- Reduce transportation costs through more efficient loading of trucks.
- Improve activity planning, scheduling and management.
- Reduce driver wait penalties.
- Monitor driver compliance according to transport specifications.
Integrating with Other Systems
Generix YMS also easily interfaces with WMS, TMS, automated barriers, access controls and other onsite digital tools. An application with a proven return on investment (ROI), the solution presents clear benefits for shippers that use it, including:
- The ability to manage more trucks with a limited number of doors, thus enhancing both dock and dock door productivity.
- Manage peak volumes without increasing square footage or having to move to a new site.
- Maintain excellent customer service and punctuality rates.
- Effectively operate multi-pick and multi-drop routes, thus achieving results while concurrently reducing associated costs.
- Improve carrier relations through reduced driver wait times (and measure their quality of service).
The Benefits Don’t End There
Fundamentally, Gartner’s Bart De Muynck tells Logistics Management that YMS helps solve one of the most pressing supply chain challenges for any shipper: just how efficiently carriers and other parties are using the time clock. This is particularly important in an HOS world, where drivers are limited in terms of how much time they can spend behind the wheel.
“Imagine the implications of a driver having to stay at a location for an extra three hours,” he points out, noting that this would create a 75% increase in the expected crash rate. “Truck driving is a profession that causes a high number of driver fatalities, many of which could be happening as a result of detention in the yard.”
Solutions exist today that can ensure any warehouse or distribution center operates at peak efficiency, 24 hours a day, seven days a week.

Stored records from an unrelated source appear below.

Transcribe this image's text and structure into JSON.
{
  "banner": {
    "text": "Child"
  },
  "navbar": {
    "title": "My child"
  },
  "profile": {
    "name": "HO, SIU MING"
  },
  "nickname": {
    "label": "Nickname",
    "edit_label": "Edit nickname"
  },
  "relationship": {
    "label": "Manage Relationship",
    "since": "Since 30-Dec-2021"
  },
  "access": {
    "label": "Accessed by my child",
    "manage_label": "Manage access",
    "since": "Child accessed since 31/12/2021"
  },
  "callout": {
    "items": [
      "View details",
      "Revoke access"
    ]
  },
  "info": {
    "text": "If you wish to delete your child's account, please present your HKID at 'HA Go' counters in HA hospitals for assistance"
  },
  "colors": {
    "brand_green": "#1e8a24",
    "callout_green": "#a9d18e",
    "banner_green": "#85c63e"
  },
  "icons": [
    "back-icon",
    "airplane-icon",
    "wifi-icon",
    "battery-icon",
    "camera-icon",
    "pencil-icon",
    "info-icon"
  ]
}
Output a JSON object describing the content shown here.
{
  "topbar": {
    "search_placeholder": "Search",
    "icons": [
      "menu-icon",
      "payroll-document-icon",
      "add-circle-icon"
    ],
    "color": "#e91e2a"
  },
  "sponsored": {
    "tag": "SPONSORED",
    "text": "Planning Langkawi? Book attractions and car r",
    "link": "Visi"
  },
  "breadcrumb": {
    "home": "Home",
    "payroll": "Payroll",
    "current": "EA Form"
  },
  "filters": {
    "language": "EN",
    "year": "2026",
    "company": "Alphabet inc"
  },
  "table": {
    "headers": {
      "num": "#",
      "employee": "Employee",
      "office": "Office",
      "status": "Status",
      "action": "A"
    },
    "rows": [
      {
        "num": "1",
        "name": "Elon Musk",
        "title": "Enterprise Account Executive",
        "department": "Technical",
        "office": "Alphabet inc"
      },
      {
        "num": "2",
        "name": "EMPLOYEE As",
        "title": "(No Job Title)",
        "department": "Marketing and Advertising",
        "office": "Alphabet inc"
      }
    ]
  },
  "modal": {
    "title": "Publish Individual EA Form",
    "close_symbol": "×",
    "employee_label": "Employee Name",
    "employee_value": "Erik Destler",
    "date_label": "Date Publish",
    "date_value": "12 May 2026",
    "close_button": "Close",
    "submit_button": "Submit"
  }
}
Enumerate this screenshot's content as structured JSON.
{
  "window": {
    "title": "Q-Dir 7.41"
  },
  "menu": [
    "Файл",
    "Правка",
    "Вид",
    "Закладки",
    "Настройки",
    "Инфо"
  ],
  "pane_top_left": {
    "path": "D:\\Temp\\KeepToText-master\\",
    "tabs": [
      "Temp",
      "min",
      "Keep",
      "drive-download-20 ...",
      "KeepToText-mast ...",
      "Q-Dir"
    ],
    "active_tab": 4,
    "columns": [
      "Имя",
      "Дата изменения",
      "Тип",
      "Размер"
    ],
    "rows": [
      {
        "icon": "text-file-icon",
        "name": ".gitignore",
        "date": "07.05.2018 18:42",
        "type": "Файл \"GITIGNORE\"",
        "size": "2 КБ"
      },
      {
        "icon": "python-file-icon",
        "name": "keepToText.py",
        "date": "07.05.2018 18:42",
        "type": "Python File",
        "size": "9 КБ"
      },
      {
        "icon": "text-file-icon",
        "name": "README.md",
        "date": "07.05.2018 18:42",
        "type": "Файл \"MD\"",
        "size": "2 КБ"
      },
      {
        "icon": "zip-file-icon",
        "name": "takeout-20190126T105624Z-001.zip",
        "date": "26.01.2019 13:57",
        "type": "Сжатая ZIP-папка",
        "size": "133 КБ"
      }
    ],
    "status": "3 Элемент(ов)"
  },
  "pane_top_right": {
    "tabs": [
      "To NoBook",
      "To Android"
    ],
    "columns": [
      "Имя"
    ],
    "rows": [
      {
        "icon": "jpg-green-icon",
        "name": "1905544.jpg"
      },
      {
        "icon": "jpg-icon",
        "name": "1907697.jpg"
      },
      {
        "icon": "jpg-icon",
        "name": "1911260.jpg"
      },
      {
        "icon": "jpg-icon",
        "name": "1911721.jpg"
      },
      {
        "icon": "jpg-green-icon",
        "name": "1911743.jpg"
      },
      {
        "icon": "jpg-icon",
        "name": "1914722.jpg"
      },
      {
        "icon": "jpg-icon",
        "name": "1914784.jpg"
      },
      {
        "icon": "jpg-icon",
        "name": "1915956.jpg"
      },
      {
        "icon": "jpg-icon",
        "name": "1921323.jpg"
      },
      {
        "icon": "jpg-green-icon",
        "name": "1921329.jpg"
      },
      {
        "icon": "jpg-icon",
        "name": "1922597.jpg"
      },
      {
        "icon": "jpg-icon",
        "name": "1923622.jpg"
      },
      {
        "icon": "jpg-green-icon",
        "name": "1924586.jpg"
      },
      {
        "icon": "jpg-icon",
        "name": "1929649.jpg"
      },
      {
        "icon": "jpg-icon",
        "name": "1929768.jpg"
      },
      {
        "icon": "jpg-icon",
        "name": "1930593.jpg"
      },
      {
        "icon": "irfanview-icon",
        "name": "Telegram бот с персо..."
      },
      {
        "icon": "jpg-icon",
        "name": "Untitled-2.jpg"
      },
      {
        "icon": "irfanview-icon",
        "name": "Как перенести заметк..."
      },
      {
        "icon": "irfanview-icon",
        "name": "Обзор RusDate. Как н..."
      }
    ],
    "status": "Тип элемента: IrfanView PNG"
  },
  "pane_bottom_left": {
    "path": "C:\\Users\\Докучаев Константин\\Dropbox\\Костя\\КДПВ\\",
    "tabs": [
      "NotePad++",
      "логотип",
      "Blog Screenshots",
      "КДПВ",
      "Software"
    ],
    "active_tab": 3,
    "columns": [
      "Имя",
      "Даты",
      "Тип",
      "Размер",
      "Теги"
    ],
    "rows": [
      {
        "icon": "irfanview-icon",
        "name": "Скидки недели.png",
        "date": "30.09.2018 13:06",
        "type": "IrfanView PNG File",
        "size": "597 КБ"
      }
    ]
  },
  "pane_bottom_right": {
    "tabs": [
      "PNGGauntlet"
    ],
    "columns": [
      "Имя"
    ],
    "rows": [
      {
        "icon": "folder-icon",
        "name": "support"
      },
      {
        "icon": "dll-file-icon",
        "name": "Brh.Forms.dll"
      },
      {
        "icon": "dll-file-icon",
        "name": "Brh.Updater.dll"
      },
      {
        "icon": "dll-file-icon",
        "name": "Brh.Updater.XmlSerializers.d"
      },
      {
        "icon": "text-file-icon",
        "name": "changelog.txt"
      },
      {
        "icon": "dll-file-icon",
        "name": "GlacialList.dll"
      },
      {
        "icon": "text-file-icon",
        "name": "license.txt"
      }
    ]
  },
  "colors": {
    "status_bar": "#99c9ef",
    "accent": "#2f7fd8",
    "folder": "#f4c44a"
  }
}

From Warehouse Management Systems (WMS) and Transportation Management Systems (TMS) to Manufacturing Execution Systems (MES) and more, software platforms can deliver a wide range of benefits that ultimately flow to the warehouse operator’s bottom line.
In responding to the challenges of the pandemic, manufacturers have undertaken
4 broad strategies:
Supply chain resiliency
New distribution strategies
New technology deployment
This eBook will explore each of these strategies in depth.